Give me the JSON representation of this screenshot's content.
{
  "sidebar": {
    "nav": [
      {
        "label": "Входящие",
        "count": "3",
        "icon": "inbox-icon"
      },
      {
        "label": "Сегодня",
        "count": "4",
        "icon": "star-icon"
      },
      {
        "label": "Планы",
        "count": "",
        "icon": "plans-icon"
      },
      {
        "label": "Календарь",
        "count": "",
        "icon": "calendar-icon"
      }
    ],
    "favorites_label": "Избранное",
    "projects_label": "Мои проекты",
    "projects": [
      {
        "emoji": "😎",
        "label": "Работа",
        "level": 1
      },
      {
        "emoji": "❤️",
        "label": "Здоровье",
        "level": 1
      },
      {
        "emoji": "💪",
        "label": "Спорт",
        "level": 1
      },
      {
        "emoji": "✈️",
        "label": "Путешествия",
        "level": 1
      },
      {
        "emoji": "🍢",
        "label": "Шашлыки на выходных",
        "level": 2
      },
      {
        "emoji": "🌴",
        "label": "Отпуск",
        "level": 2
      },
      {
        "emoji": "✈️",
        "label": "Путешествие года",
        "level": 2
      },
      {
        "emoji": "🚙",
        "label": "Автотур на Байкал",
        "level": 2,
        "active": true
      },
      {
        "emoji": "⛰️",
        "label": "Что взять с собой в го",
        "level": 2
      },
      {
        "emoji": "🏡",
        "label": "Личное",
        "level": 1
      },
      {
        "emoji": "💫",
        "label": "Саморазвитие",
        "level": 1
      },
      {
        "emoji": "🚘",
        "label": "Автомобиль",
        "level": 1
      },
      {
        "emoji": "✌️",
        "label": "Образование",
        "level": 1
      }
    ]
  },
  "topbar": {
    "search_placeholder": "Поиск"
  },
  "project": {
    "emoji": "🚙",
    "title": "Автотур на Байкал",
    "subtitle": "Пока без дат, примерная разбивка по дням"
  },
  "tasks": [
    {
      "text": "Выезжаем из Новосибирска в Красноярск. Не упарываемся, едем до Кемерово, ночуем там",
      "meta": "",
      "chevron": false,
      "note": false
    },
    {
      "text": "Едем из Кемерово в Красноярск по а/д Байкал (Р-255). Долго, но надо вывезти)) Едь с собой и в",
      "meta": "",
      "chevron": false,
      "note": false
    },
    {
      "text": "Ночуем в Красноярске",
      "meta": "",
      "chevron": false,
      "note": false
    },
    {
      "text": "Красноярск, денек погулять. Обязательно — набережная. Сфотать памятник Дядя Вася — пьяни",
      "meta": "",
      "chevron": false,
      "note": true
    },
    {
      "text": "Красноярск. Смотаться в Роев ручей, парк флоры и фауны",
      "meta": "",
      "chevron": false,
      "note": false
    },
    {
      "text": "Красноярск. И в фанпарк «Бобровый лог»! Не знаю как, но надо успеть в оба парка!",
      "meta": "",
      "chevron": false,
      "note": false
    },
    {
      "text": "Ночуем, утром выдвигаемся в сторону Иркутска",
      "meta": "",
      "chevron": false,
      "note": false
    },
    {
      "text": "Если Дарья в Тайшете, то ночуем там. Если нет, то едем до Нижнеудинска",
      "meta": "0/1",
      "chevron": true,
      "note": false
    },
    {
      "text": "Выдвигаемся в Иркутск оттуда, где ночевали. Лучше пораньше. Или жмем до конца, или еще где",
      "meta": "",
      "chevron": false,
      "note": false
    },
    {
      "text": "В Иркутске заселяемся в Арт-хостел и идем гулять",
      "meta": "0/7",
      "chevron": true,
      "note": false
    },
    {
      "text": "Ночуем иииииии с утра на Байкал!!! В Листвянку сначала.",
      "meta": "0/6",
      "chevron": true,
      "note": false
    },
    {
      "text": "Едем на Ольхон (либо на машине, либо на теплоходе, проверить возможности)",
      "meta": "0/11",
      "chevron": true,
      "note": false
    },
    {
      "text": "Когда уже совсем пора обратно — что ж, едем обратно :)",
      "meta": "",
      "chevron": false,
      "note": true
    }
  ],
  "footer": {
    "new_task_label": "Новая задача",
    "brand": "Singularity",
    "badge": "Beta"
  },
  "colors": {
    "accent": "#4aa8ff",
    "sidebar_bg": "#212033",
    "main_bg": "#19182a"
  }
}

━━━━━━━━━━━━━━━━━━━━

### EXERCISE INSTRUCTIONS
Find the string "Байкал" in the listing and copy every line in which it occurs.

### EXPECTED OUTPUT
        "label": "Автотур на Байкал",
    "title": "Автотур на Байкал",
      "text": "Едем из Кемерово в Красноярск по а/д Байкал (Р-255). Долго, но надо вывезти)) Едь с собой и в",
      "text": "Ночуем иииииии с утра на Байкал!!! В Листвянку сначала.",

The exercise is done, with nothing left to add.